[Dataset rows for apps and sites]
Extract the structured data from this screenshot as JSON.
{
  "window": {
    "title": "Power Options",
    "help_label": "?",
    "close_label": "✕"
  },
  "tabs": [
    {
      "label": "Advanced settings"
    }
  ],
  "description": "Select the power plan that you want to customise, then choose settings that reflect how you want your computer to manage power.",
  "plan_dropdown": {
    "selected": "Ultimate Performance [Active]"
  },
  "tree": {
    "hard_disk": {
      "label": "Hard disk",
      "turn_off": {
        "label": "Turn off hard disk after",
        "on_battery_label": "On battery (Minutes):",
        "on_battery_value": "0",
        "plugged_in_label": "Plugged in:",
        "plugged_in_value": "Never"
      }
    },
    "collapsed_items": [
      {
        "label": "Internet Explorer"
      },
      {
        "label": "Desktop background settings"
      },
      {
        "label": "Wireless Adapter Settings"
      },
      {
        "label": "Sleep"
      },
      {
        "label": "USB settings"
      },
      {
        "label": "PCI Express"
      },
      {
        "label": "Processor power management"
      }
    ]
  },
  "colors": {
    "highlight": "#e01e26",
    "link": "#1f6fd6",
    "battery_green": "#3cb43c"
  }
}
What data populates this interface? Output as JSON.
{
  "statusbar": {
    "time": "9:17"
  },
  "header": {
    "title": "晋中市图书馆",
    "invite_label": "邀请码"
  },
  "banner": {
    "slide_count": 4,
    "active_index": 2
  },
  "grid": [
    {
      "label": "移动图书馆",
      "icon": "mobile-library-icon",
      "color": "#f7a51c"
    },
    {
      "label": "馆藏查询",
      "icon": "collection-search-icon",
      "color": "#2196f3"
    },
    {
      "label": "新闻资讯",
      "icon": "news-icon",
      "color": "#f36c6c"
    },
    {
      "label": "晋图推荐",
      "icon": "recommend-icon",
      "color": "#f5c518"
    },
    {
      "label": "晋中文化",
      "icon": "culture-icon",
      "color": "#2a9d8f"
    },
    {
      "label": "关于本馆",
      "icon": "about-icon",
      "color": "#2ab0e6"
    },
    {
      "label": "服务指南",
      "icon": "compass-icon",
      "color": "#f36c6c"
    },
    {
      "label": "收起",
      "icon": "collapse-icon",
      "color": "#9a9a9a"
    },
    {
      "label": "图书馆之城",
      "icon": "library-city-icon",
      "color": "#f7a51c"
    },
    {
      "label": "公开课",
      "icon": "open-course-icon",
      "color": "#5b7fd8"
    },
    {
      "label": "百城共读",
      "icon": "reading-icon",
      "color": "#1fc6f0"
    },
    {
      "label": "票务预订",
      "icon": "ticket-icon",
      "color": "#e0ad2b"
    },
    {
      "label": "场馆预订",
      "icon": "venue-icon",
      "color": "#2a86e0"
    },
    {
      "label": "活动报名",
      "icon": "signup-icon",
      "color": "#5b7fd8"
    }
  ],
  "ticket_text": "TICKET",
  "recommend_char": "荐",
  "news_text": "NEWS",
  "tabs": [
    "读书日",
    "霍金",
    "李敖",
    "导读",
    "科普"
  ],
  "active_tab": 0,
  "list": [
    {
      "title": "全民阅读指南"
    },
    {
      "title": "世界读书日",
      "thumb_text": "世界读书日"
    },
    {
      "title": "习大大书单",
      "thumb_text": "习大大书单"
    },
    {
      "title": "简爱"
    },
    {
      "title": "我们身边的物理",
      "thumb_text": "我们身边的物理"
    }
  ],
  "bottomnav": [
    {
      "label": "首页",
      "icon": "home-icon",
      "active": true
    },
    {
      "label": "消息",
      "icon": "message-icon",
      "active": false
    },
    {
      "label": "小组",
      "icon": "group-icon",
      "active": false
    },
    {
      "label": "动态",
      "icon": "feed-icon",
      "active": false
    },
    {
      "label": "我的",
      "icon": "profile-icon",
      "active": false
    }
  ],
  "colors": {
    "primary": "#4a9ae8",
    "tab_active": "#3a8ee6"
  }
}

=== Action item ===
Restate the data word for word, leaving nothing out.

=== Answer below ===
Extract the structured data from this screenshot as JSON.
{
  "window": {
    "title": "Power Options",
    "help_label": "?",
    "close_label": "✕"
  },
  "tabs": [
    {
      "label": "Advanced settings"
    }
  ],
  "description": "Select the power plan that you want to customise, then choose settings that reflect how you want your computer to manage power.",
  "plan_dropdown": {
    "selected": "Ultimate Performance [Active]"
  },
  "tree": {
    "hard_disk": {
      "label": "Hard disk",
      "turn_off": {
        "label": "Turn off hard disk after",
        "on_battery_label": "On battery (Minutes):",
        "on_battery_value": "0",
        "plugged_in_label": "Plugged in:",
        "plugged_in_value": "Never"
      }
    },
    "collapsed_items": [
      {
        "label": "Internet Explorer"
      },
      {
        "label": "Desktop background settings"
      },
      {
        "label": "Wireless Adapter Settings"
      },
      {
        "label": "Sleep"
      },
      {
        "label": "USB settings"
      },
      {
        "label": "PCI Express"
      },
      {
        "label": "Processor power management"
      }
    ]
  },
  "colors": {
    "highlight": "#e01e26",
    "link": "#1f6fd6",
    "battery_green": "#3cb43c"
  }
}
What data populates this interface? Output as JSON.
{
  "statusbar": {
    "time": "9:17"
  },
  "header": {
    "title": "晋中市图书馆",
    "invite_label": "邀请码"
  },
  "banner": {
    "slide_count": 4,
    "active_index": 2
  },
  "grid": [
    {
      "label": "移动图书馆",
      "icon": "mobile-library-icon",
      "color": "#f7a51c"
    },
    {
      "label": "馆藏查询",
      "icon": "collection-search-icon",
      "color": "#2196f3"
    },
    {
      "label": "新闻资讯",
      "icon": "news-icon",
      "color": "#f36c6c"
    },
    {
      "label": "晋图推荐",
      "icon": "recommend-icon",
      "color": "#f5c518"
    },
    {
      "label": "晋中文化",
      "icon": "culture-icon",
      "color": "#2a9d8f"
    },
    {
      "label": "关于本馆",
      "icon": "about-icon",
      "color": "#2ab0e6"
    },
    {
      "label": "服务指南",
      "icon": "compass-icon",
      "color": "#f36c6c"
    },
    {
      "label": "收起",
      "icon": "collapse-icon",
      "color": "#9a9a9a"
    },
    {
      "label": "图书馆之城",
      "icon": "library-city-icon",
      "color": "#f7a51c"
    },
    {
      "label": "公开课",
      "icon": "open-course-icon",
      "color": "#5b7fd8"
    },
    {
      "label": "百城共读",
      "icon": "reading-icon",
      "color": "#1fc6f0"
    },
    {
      "label": "票务预订",
      "icon": "ticket-icon",
      "color": "#e0ad2b"
    },
    {
      "label": "场馆预订",
      "icon": "venue-icon",
      "color": "#2a86e0"
    },
    {
      "label": "活动报名",
      "icon": "signup-icon",
      "color": "#5b7fd8"
    }
  ],
  "ticket_text": "TICKET",
  "recommend_char": "荐",
  "news_text": "NEWS",
  "tabs": [
    "读书日",
    "霍金",
    "李敖",
    "导读",
    "科普"
  ],
  "active_tab": 0,
  "list": [
    {
      "title": "全民阅读指南"
    },
    {
      "title": "世界读书日",
      "thumb_text": "世界读书日"
    },
    {
      "title": "习大大书单",
      "thumb_text": "习大大书单"
    },
    {
      "title": "简爱"
    },
    {
      "title": "我们身边的物理",
      "thumb_text": "我们身边的物理"
    }
  ],
  "bottomnav": [
    {
      "label": "首页",
      "icon": "home-icon",
      "active": true
    },
    {
      "label": "消息",
      "icon": "message-icon",
      "active": false
    },
    {
      "label": "小组",
      "icon": "group-icon",
      "active": false
    },
    {
      "label": "动态",
      "icon": "feed-icon",
      "active": false
    },
    {
      "label": "我的",
      "icon": "profile-icon",
      "active": false
    }
  ],
  "colors": {
    "primary": "#4a9ae8",
    "tab_active": "#3a8ee6"
  }
}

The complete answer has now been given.